WHAT THE EXERCISE ASKS.
Lines with "title": pull these out of the listing below.

EXERCISE DATA.
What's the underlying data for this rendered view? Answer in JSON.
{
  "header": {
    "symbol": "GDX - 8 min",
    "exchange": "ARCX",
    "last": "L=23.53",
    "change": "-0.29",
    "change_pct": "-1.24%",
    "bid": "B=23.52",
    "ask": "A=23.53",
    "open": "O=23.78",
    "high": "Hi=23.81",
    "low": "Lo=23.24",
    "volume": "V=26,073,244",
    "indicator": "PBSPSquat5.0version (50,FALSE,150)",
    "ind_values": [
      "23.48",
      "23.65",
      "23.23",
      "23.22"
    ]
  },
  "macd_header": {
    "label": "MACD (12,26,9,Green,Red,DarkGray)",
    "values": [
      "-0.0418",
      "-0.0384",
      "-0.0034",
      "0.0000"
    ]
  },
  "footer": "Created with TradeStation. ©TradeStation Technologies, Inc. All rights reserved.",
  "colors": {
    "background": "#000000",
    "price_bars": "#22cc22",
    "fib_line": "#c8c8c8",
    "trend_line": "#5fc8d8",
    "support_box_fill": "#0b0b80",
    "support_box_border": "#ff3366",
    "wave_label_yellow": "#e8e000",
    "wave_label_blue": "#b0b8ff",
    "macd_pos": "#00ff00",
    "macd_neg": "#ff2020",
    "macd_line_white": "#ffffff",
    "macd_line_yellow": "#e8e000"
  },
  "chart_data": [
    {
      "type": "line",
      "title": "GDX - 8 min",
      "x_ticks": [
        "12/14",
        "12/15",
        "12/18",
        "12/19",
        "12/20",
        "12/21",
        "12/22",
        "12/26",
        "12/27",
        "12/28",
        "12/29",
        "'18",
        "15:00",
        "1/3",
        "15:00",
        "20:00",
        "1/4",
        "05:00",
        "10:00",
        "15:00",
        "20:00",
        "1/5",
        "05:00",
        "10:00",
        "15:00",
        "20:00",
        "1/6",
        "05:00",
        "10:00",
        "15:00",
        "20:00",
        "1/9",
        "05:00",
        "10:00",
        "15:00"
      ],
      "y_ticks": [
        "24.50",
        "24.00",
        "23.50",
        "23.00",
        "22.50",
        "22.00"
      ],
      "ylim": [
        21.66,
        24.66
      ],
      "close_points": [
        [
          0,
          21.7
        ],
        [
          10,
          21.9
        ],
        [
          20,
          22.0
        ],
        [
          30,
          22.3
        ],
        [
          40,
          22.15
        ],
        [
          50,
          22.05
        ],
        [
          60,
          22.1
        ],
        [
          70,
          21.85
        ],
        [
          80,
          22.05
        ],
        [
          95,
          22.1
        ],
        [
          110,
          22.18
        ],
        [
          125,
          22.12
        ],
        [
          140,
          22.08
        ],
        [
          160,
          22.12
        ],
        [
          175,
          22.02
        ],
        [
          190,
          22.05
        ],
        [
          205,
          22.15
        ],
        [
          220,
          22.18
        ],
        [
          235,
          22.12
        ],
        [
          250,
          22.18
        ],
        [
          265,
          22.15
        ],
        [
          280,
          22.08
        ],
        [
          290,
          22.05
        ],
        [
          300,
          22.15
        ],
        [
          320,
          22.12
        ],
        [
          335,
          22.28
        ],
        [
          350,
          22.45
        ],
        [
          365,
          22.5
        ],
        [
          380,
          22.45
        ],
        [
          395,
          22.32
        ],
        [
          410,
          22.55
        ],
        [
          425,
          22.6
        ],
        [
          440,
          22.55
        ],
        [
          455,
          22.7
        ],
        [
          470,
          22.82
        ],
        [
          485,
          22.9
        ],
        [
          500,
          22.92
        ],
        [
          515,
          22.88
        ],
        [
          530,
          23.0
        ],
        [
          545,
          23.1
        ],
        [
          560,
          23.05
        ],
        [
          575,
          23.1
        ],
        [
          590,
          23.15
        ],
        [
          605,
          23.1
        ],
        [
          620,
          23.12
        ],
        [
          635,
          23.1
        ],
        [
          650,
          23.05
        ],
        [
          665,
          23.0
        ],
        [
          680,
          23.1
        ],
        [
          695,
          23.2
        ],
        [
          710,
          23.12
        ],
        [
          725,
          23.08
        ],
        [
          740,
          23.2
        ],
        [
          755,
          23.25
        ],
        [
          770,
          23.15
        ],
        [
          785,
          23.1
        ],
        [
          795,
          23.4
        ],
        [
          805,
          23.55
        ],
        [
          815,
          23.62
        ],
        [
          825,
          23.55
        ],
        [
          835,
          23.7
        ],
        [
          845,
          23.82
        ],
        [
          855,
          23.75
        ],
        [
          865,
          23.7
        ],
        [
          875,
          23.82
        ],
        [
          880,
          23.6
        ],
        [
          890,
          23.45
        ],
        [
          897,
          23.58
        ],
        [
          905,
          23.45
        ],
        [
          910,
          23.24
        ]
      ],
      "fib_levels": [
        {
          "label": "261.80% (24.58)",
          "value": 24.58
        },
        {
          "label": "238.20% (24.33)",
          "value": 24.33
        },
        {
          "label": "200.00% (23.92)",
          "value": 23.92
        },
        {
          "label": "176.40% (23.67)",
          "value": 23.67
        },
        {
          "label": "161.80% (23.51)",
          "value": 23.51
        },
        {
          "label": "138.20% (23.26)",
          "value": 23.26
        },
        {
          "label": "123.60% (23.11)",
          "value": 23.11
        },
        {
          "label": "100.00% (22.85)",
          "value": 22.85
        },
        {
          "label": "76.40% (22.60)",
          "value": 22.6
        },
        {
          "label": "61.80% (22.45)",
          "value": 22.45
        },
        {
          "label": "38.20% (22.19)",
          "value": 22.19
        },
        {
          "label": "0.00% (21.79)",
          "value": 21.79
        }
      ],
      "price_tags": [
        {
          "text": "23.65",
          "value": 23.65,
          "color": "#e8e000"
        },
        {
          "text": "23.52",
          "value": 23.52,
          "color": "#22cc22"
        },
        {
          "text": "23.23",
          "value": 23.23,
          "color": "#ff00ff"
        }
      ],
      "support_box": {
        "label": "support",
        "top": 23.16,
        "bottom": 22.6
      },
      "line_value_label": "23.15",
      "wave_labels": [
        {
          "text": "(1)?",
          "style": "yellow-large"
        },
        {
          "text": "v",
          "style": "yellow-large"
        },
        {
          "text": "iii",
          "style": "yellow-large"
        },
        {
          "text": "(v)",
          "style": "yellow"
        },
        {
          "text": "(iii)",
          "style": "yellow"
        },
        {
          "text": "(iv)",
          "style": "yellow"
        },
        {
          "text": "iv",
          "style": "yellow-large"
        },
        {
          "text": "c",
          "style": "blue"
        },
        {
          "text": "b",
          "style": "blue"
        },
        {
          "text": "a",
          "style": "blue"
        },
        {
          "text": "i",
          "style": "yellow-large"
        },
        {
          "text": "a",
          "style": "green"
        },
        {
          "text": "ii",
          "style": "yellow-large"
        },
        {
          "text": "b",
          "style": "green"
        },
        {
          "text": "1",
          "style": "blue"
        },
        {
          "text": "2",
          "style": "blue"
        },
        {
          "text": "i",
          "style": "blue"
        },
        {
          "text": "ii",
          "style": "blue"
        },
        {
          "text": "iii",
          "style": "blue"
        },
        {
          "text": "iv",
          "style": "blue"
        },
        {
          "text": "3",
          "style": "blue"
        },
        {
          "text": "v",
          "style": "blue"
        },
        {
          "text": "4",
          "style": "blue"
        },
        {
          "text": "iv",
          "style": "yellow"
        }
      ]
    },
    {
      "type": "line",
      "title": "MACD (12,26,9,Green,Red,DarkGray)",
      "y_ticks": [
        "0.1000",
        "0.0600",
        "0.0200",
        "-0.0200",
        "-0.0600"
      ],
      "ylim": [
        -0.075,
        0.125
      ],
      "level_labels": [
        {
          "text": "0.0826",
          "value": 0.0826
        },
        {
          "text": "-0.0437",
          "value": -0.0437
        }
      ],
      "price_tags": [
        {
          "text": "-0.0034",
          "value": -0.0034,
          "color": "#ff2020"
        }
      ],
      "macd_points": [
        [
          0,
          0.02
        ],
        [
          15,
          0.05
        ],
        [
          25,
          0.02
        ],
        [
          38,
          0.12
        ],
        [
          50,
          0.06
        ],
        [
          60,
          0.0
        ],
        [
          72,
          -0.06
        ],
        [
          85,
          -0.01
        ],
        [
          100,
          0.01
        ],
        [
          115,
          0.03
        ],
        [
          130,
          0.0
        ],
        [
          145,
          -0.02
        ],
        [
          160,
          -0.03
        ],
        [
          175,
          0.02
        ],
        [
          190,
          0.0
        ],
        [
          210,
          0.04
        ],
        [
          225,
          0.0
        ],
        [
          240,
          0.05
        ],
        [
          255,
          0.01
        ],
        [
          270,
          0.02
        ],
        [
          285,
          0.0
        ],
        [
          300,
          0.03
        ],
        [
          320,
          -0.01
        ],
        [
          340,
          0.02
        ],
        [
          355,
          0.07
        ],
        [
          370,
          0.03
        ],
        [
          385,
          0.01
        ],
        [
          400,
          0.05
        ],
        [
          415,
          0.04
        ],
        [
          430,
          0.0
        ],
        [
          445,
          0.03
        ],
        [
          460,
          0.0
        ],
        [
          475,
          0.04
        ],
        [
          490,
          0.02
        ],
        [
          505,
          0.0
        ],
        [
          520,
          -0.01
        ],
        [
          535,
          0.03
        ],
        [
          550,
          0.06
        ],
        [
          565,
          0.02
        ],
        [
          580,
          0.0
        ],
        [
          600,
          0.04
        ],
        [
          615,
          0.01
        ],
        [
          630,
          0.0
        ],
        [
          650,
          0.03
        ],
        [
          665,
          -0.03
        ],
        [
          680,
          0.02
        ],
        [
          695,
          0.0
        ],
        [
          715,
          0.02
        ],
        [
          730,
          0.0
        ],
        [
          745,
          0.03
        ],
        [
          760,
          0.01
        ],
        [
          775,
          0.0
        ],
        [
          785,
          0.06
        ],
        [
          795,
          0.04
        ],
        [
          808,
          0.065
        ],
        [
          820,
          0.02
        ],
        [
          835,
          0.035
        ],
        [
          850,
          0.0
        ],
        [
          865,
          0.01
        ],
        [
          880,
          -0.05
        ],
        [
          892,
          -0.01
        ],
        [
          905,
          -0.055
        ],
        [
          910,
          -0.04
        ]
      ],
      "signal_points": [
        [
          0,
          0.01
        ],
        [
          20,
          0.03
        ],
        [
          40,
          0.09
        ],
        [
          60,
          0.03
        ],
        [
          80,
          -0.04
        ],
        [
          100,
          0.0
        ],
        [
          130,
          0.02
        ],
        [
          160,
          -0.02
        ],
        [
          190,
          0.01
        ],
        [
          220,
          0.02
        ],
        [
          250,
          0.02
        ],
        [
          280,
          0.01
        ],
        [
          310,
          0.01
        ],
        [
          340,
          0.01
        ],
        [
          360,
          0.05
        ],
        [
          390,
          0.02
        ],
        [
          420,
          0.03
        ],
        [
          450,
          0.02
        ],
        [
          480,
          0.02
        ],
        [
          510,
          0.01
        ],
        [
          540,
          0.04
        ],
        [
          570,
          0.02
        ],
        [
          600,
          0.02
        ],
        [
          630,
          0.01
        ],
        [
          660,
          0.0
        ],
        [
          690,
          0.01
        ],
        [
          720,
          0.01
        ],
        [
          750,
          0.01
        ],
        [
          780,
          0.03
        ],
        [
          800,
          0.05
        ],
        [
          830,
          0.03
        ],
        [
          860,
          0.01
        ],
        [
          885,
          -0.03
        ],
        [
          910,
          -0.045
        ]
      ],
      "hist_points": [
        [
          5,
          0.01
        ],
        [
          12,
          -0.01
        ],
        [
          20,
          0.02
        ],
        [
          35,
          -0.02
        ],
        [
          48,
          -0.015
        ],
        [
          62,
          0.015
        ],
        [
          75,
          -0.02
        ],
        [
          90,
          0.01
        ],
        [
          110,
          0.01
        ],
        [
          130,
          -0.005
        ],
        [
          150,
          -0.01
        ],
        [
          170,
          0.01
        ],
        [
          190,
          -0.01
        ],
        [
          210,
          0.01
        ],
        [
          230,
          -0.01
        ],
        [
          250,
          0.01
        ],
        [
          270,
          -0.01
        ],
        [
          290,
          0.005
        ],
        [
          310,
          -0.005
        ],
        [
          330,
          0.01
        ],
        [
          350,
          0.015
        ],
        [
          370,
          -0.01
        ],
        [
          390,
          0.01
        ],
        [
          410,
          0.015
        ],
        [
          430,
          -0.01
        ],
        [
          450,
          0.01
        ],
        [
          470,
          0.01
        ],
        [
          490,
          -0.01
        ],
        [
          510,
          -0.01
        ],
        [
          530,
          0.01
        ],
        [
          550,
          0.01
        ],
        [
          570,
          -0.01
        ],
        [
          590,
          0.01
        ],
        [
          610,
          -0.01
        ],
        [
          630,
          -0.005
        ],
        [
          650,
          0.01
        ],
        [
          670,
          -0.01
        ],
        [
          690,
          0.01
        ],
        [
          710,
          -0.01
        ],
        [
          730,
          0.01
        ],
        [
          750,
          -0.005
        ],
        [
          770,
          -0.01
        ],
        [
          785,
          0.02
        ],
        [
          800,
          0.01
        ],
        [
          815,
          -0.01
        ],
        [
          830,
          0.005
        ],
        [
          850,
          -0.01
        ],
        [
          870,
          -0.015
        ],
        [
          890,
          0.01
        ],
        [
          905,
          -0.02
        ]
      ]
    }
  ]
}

WRITTEN SOLUTION.
      "title": "GDX - 8 min",
      "title": "MACD (12,26,9,Green,Red,DarkGray)",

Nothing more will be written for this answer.